But it would be wise for investors to monitor their exposure.
The biggest names in pure tech — Apple, Microsoft and Visa — make up more than 45% of revenue in this space, according to Adam.
Alphabet and Metawhich technically fall under communication services, represent 53% of revenues in this sector. Amazon is a major player in consumer discretionary.
“Technology is more dynamic than it was,” Adam said. “It’s in different components and sectors of the economy and the stock market.”
While investors may think they’re diversified by holding different funds, they may actually have a lot of duplication in those holdings — and more tech exposure than they realize, said Ryan Viktorin, vice president and financial consultant at Fidelity Investments.
“It’s always about making sure you don’t end up in an unbalanced portfolio,” Viktorin said. “You always want to go back to, ‘Am I diverse for the timeline I have, for the risk tolerance I have, and for the goals I’m trying to achieve?'”
The increased volatility has caused many clients to wonder, “Am I still okay?” said Viktorin, who is a Certified Financial Planner.
“The most important thing about an allocation or a portfolio is getting to a place where you can stay invested no matter what,” she said.
The actual risk of each investor may vary depending on his or her situation. For example, someone who works in technology is already taking substantial risks outside of their portfolio because their income depends on the sector, Viktorin said.
Ideally, you should be in a sufficiently diversified allocation to be able to weather a recession and successfully exit the other side, she said.
To buy and hold for the long term, investors must design an allocation that allows them to do so, according to Mark Hebner, president of Index Fund Advisorsan Irvine, Calif.-based company that was No. 66 on the 2022 CNBC Financial Advisor 100 list.
To do this, Hebner said he prefers to underweight growth stocks in favor of stocks in the value category.

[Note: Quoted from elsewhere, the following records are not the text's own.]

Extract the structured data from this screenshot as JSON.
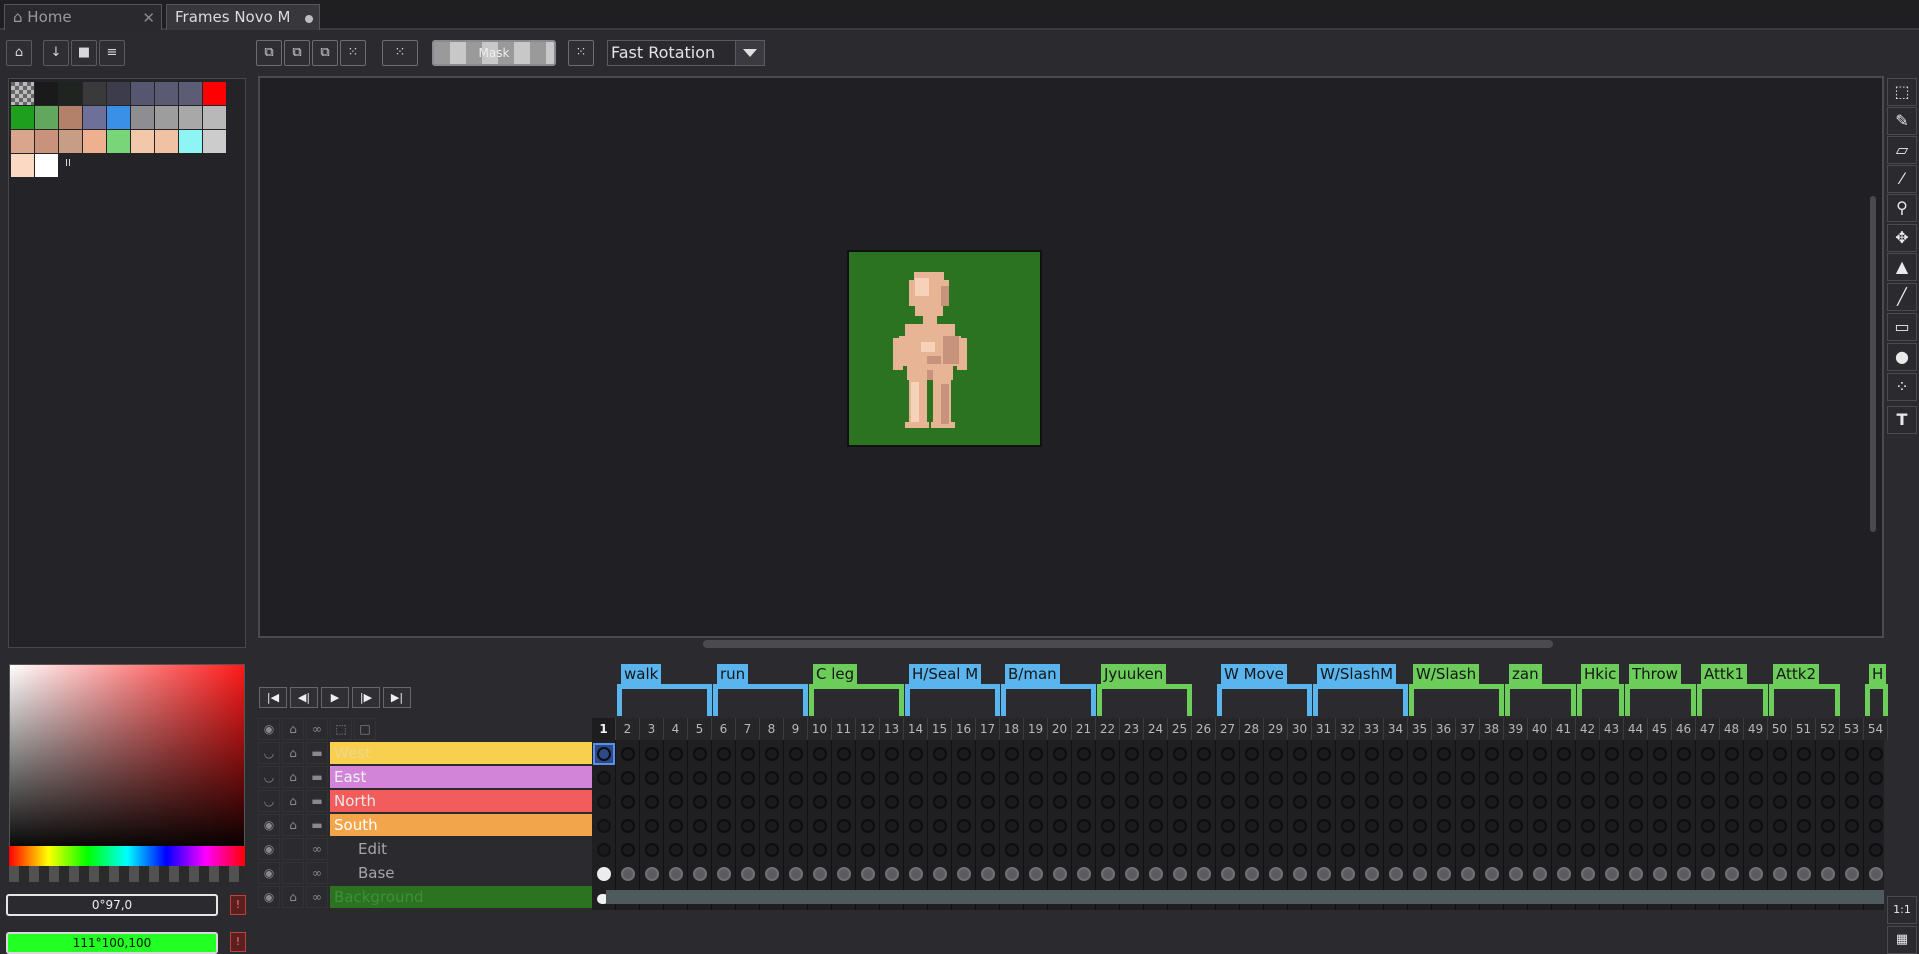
{
  "tabs": [
    {
      "label": "Home",
      "close": "✕"
    },
    {
      "label": "Frames Novo M"
    }
  ],
  "toolbar": {
    "mask_label": "Mask",
    "rotation_value": "Fast Rotation"
  },
  "palette": {
    "colors": [
      "#c7c7c7",
      "#1a1a1a",
      "#202420",
      "#3a3a3a",
      "#3c3c4a",
      "#565670",
      "#5a5a72",
      "#5c5c74",
      "#ff0000",
      "#1ea01e",
      "#61a75d",
      "#b3806a",
      "#6f7099",
      "#3a8fe6",
      "#8e8e92",
      "#9d9d9d",
      "#a8a8a8",
      "#b8b8b8",
      "#d9a58c",
      "#c9927c",
      "#c89d86",
      "#efb090",
      "#78d678",
      "#f2c7aa",
      "#f1c1a3",
      "#8ff4f4",
      "#cccccc",
      "#fcd9c3",
      "#ffffff"
    ],
    "menu_glyph": "II"
  },
  "colors_panel": {
    "fg_value": "0°97,0",
    "bg_value": "111°100,100",
    "fg_color": "#000000",
    "bg_color": "#22ff22"
  },
  "timeline": {
    "tags": [
      {
        "label": "walk",
        "color": "#5ab4ee",
        "from": 2,
        "to": 5
      },
      {
        "label": "run",
        "color": "#5ab4ee",
        "from": 6,
        "to": 9
      },
      {
        "label": "C leg",
        "color": "#6ccd5a",
        "from": 10,
        "to": 13
      },
      {
        "label": "H/Seal M",
        "color": "#5ab4ee",
        "from": 14,
        "to": 17
      },
      {
        "label": "B/man",
        "color": "#5ab4ee",
        "from": 18,
        "to": 21
      },
      {
        "label": "Jyuuken",
        "color": "#6ccd5a",
        "from": 22,
        "to": 25
      },
      {
        "label": "W Move",
        "color": "#5ab4ee",
        "from": 27,
        "to": 30
      },
      {
        "label": "W/SlashM",
        "color": "#5ab4ee",
        "from": 31,
        "to": 34
      },
      {
        "label": "W/Slash",
        "color": "#6ccd5a",
        "from": 35,
        "to": 38
      },
      {
        "label": "zan",
        "color": "#6ccd5a",
        "from": 39,
        "to": 41
      },
      {
        "label": "Hkic",
        "color": "#6ccd5a",
        "from": 42,
        "to": 43
      },
      {
        "label": "Throw",
        "color": "#6ccd5a",
        "from": 44,
        "to": 46
      },
      {
        "label": "Attk1",
        "color": "#6ccd5a",
        "from": 47,
        "to": 49
      },
      {
        "label": "Attk2",
        "color": "#6ccd5a",
        "from": 50,
        "to": 52
      },
      {
        "label": "H",
        "color": "#6ccd5a",
        "from": 54,
        "to": 54
      }
    ],
    "frame_count": 54,
    "current_frame": 1,
    "layers": [
      {
        "name": "West",
        "color": "#f9cf50",
        "text_color": "#f0d88a",
        "kind": "group"
      },
      {
        "name": "East",
        "color": "#d184d8",
        "text_color": "#f2f2f2",
        "kind": "group"
      },
      {
        "name": "North",
        "color": "#f25c5c",
        "text_color": "#e8e8e8",
        "kind": "group"
      },
      {
        "name": "South",
        "color": "#f3a54b",
        "text_color": "#ffffff",
        "kind": "group"
      },
      {
        "name": "Edit",
        "color": "",
        "text_color": "#a6a6a6",
        "kind": "child"
      },
      {
        "name": "Base",
        "color": "",
        "text_color": "#a6a6a6",
        "kind": "child"
      },
      {
        "name": "Background",
        "color": "#2b7320",
        "text_color": "#3f8f3a",
        "kind": "layer"
      }
    ]
  },
  "zoom": {
    "label": "1:1"
  }
}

Growth stocks are generally companies with high ratios between market value and book value. While these stocks anticipate growth, value stocks tend to outperform, according to Hebner. In particular, tech stocks have value exceeded since the financial crisis, but there are signs upgrading is in progress.

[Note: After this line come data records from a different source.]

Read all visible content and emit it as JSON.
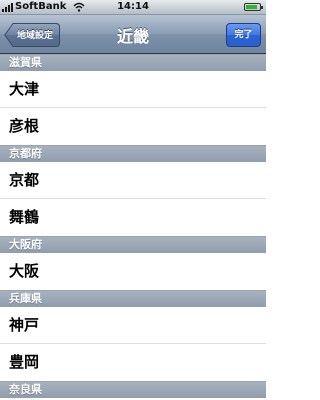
{
  "status_bar": {
    "carrier": "SoftBank",
    "time": "14:14",
    "battery_level": 0.85,
    "icons": [
      "signal-icon",
      "wifi-icon",
      "battery-icon"
    ]
  },
  "nav": {
    "title": "近畿",
    "back_label": "地域設定",
    "done_label": "完了"
  },
  "sections": [
    {
      "header": "滋賀県",
      "items": [
        "大津",
        "彦根"
      ]
    },
    {
      "header": "京都府",
      "items": [
        "京都",
        "舞鶴"
      ]
    },
    {
      "header": "大阪府",
      "items": [
        "大阪"
      ]
    },
    {
      "header": "兵庫県",
      "items": [
        "神戸",
        "豊岡"
      ]
    },
    {
      "header": "奈良県",
      "items": []
    }
  ],
  "colors": {
    "nav_bar": "#8a9db4",
    "done_button": "#2c5fc8",
    "section_header": "#9aa6b4"
  }
}
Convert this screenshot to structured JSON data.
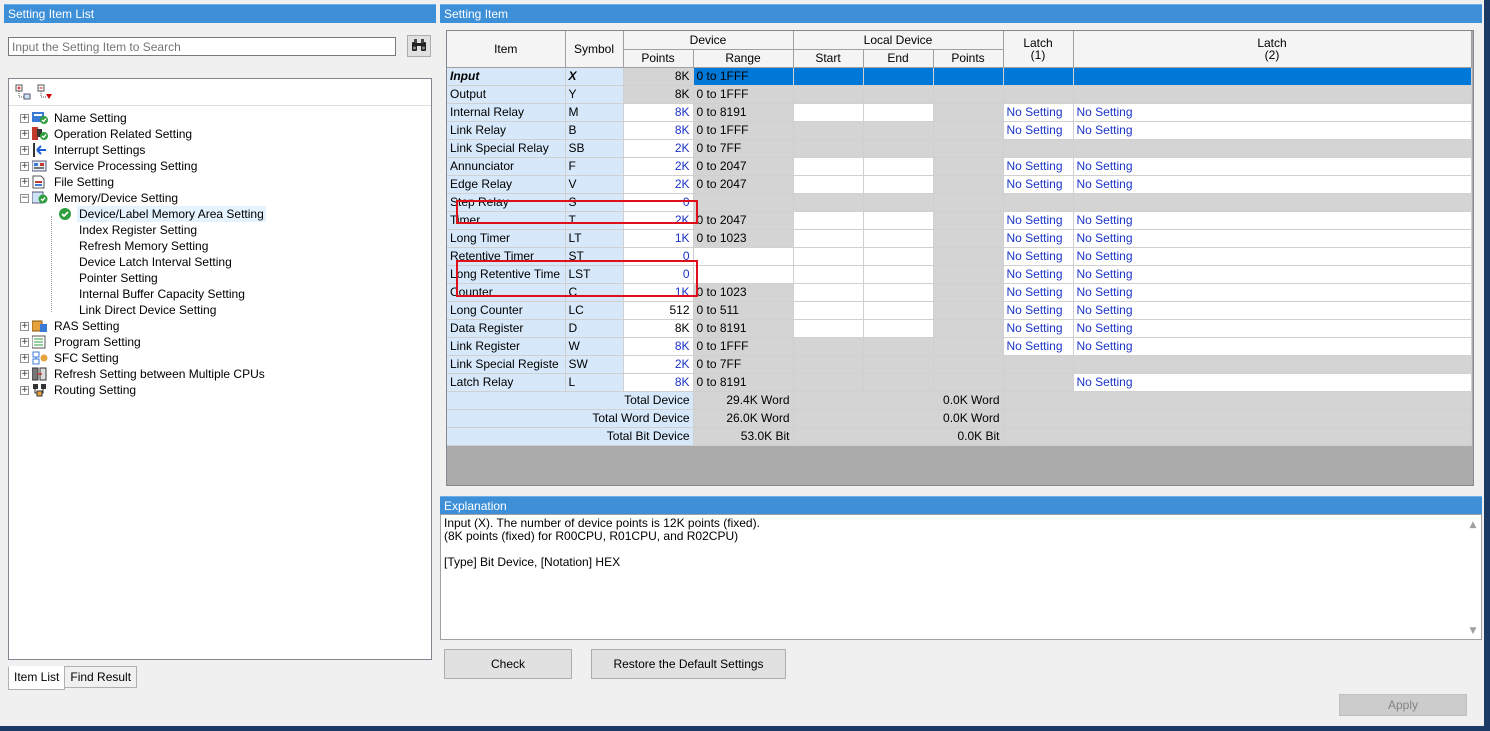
{
  "left_panel": {
    "title": "Setting Item List",
    "search_placeholder": "Input the Setting Item to Search",
    "tree": [
      {
        "label": "Name Setting",
        "icon": "name-setting-icon",
        "expander": "+"
      },
      {
        "label": "Operation Related Setting",
        "icon": "operation-setting-icon",
        "expander": "+"
      },
      {
        "label": "Interrupt Settings",
        "icon": "interrupt-icon",
        "expander": "+"
      },
      {
        "label": "Service Processing Setting",
        "icon": "service-processing-icon",
        "expander": "+"
      },
      {
        "label": "File Setting",
        "icon": "file-setting-icon",
        "expander": "+"
      },
      {
        "label": "Memory/Device Setting",
        "icon": "memory-device-icon",
        "expander": "−"
      },
      {
        "label": "Device/Label Memory Area Setting",
        "icon": "check-icon",
        "child": true,
        "selected": true
      },
      {
        "label": "Index Register Setting",
        "child": true
      },
      {
        "label": "Refresh Memory Setting",
        "child": true
      },
      {
        "label": "Device Latch Interval Setting",
        "child": true
      },
      {
        "label": "Pointer Setting",
        "child": true
      },
      {
        "label": "Internal Buffer Capacity Setting",
        "child": true
      },
      {
        "label": "Link Direct Device Setting",
        "child": true
      },
      {
        "label": "RAS Setting",
        "icon": "ras-setting-icon",
        "expander": "+"
      },
      {
        "label": "Program Setting",
        "icon": "program-setting-icon",
        "expander": "+"
      },
      {
        "label": "SFC Setting",
        "icon": "sfc-setting-icon",
        "expander": "+"
      },
      {
        "label": "Refresh Setting between Multiple CPUs",
        "icon": "multi-cpu-icon",
        "expander": "+"
      },
      {
        "label": "Routing Setting",
        "icon": "routing-setting-icon",
        "expander": "+"
      }
    ],
    "tabs": [
      "Item List",
      "Find Result"
    ]
  },
  "right_panel": {
    "title": "Setting Item",
    "headers": {
      "item": "Item",
      "symbol": "Symbol",
      "device": "Device",
      "points": "Points",
      "range": "Range",
      "local_device": "Local Device",
      "start": "Start",
      "end": "End",
      "local_points": "Points",
      "latch1": "Latch",
      "latch1_sub": "(1)",
      "latch2": "Latch",
      "latch2_sub": "(2)"
    },
    "rows": [
      {
        "item": "Input",
        "symbol": "X",
        "points": "8K",
        "range": "0 to 1FFF",
        "latch1": "",
        "latch2": ""
      },
      {
        "item": "Output",
        "symbol": "Y",
        "points": "8K",
        "range": "0 to 1FFF",
        "latch1": "",
        "latch2": ""
      },
      {
        "item": "Internal Relay",
        "symbol": "M",
        "points": "8K",
        "range": "0 to 8191",
        "latch1": "No Setting",
        "latch2": "No Setting"
      },
      {
        "item": "Link Relay",
        "symbol": "B",
        "points": "8K",
        "range": "0 to 1FFF",
        "latch1": "No Setting",
        "latch2": "No Setting"
      },
      {
        "item": "Link Special Relay",
        "symbol": "SB",
        "points": "2K",
        "range": "0 to 7FF",
        "latch1": "",
        "latch2": ""
      },
      {
        "item": "Annunciator",
        "symbol": "F",
        "points": "2K",
        "range": "0 to 2047",
        "latch1": "No Setting",
        "latch2": "No Setting"
      },
      {
        "item": "Edge Relay",
        "symbol": "V",
        "points": "2K",
        "range": "0 to 2047",
        "latch1": "No Setting",
        "latch2": "No Setting"
      },
      {
        "item": "Step Relay",
        "symbol": "S",
        "points": "0",
        "range": "",
        "latch1": "",
        "latch2": ""
      },
      {
        "item": "Timer",
        "symbol": "T",
        "points": "2K",
        "range": "0 to 2047",
        "latch1": "No Setting",
        "latch2": "No Setting"
      },
      {
        "item": "Long Timer",
        "symbol": "LT",
        "points": "1K",
        "range": "0 to 1023",
        "latch1": "No Setting",
        "latch2": "No Setting"
      },
      {
        "item": "Retentive Timer",
        "symbol": "ST",
        "points": "0",
        "range": "",
        "latch1": "No Setting",
        "latch2": "No Setting"
      },
      {
        "item": "Long Retentive Time",
        "symbol": "LST",
        "points": "0",
        "range": "",
        "latch1": "No Setting",
        "latch2": "No Setting"
      },
      {
        "item": "Counter",
        "symbol": "C",
        "points": "1K",
        "range": "0 to 1023",
        "latch1": "No Setting",
        "latch2": "No Setting"
      },
      {
        "item": "Long Counter",
        "symbol": "LC",
        "points": "512",
        "range": "0 to 511",
        "latch1": "No Setting",
        "latch2": "No Setting"
      },
      {
        "item": "Data Register",
        "symbol": "D",
        "points": "8K",
        "range": "0 to 8191",
        "latch1": "No Setting",
        "latch2": "No Setting"
      },
      {
        "item": "Link Register",
        "symbol": "W",
        "points": "8K",
        "range": "0 to 1FFF",
        "latch1": "No Setting",
        "latch2": "No Setting"
      },
      {
        "item": "Link Special Registe",
        "symbol": "SW",
        "points": "2K",
        "range": "0 to 7FF",
        "latch1": "",
        "latch2": ""
      },
      {
        "item": "Latch Relay",
        "symbol": "L",
        "points": "8K",
        "range": "0 to 8191",
        "latch1": "",
        "latch2": "No Setting"
      }
    ],
    "totals": [
      {
        "label": "Total Device",
        "device": "29.4K Word",
        "local": "0.0K Word"
      },
      {
        "label": "Total Word Device",
        "device": "26.0K Word",
        "local": "0.0K Word"
      },
      {
        "label": "Total Bit Device",
        "device": "53.0K Bit",
        "local": "0.0K Bit"
      }
    ]
  },
  "explanation": {
    "title": "Explanation",
    "line1": "Input (X). The number of device points is 12K points (fixed).",
    "line2": "(8K points (fixed) for R00CPU, R01CPU, and R02CPU)",
    "line3": "[Type] Bit Device, [Notation] HEX"
  },
  "buttons": {
    "check": "Check",
    "restore": "Restore the Default Settings",
    "apply": "Apply"
  },
  "colors": {
    "title_bar": "#3d8fd8",
    "selection": "#0078d7",
    "highlight_box": "#e0101a",
    "link_text": "#1a33c8"
  }
}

Since 1928, the return for US growth stocks has been 9.76% versus 12.6% for value stocks. Additionally, value stocks also outperformed growth in international and emerging markets.
“You want to design an equity allocation that gives you exposure to a small value in your allocation,” Hebner said.
Funds that offer that exposure to small-value indices, through Russell in the U.S. and MSCI internationally, can help, Hebner said. Fund providers to look for can include iShares, Vanguard and Dimensional Fund Advisors, he said.